Aim of the task => Return all the data, word for word.

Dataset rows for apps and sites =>
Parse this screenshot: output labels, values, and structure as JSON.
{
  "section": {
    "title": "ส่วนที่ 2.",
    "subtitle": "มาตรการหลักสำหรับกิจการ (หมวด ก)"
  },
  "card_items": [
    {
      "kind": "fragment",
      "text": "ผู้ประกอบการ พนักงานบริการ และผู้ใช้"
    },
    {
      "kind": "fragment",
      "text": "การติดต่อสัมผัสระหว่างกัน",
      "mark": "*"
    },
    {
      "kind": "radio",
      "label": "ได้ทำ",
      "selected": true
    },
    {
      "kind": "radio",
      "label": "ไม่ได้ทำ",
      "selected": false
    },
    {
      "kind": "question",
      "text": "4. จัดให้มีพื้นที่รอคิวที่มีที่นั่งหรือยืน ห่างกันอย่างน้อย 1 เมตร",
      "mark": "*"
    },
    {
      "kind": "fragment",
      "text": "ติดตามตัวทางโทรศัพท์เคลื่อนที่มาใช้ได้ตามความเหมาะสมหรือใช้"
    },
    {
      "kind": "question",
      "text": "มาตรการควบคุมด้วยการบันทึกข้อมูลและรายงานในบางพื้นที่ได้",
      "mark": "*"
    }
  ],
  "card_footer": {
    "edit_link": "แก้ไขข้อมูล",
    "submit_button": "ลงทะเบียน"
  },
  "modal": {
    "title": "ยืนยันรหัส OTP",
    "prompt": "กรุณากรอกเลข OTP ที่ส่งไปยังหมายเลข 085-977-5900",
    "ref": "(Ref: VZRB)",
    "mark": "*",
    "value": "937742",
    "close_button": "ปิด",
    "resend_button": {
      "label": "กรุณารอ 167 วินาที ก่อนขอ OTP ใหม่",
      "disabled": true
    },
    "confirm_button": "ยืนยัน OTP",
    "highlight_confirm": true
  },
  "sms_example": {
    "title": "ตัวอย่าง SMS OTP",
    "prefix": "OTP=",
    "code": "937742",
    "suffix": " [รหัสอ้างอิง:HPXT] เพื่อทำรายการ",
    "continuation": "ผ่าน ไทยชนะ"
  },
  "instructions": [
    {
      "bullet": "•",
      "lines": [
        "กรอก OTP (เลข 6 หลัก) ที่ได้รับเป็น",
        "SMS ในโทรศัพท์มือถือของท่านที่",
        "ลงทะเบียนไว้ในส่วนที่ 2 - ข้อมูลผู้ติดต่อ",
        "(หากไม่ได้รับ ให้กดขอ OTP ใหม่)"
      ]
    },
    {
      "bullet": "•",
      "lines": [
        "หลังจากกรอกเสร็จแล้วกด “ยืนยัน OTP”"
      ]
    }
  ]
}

Written response =>
Parse this screenshot: output labels, values, and structure as JSON.
{
  "section": {
    "title": "ส่วนที่ 2.",
    "subtitle": "มาตรการหลักสำหรับกิจการ (หมวด ก)"
  },
  "card_items": [
    {
      "kind": "fragment",
      "text": "ผู้ประกอบการ พนักงานบริการ และผู้ใช้"
    },
    {
      "kind": "fragment",
      "text": "การติดต่อสัมผัสระหว่างกัน",
      "mark": "*"
    },
    {
      "kind": "radio",
      "label": "ได้ทำ",
      "selected": true
    },
    {
      "kind": "radio",
      "label": "ไม่ได้ทำ",
      "selected": false
    },
    {
      "kind": "question",
      "text": "4. จัดให้มีพื้นที่รอคิวที่มีที่นั่งหรือยืน ห่างกันอย่างน้อย 1 เมตร",
      "mark": "*"
    },
    {
      "kind": "fragment",
      "text": "ติดตามตัวทางโทรศัพท์เคลื่อนที่มาใช้ได้ตามความเหมาะสมหรือใช้"
    },
    {
      "kind": "question",
      "text": "มาตรการควบคุมด้วยการบันทึกข้อมูลและรายงานในบางพื้นที่ได้",
      "mark": "*"
    }
  ],
  "card_footer": {
    "edit_link": "แก้ไขข้อมูล",
    "submit_button": "ลงทะเบียน"
  },
  "modal": {
    "title": "ยืนยันรหัส OTP",
    "prompt": "กรุณากรอกเลข OTP ที่ส่งไปยังหมายเลข 085-977-5900",
    "ref": "(Ref: VZRB)",
    "mark": "*",
    "value": "937742",
    "close_button": "ปิด",
    "resend_button": {
      "label": "กรุณารอ 167 วินาที ก่อนขอ OTP ใหม่",
      "disabled": true
    },
    "confirm_button": "ยืนยัน OTP",
    "highlight_confirm": true
  },
  "sms_example": {
    "title": "ตัวอย่าง SMS OTP",
    "prefix": "OTP=",
    "code": "937742",
    "suffix": " [รหัสอ้างอิง:HPXT] เพื่อทำรายการ",
    "continuation": "ผ่าน ไทยชนะ"
  },
  "instructions": [
    {
      "bullet": "•",
      "lines": [
        "กรอก OTP (เลข 6 หลัก) ที่ได้รับเป็น",
        "SMS ในโทรศัพท์มือถือของท่านที่",
        "ลงทะเบียนไว้ในส่วนที่ 2 - ข้อมูลผู้ติดต่อ",
        "(หากไม่ได้รับ ให้กดขอ OTP ใหม่)"
      ]
    },
    {
      "bullet": "•",
      "lines": [
        "หลังจากกรอกเสร็จแล้วกด “ยืนยัน OTP”"
      ]
    }
  ]
}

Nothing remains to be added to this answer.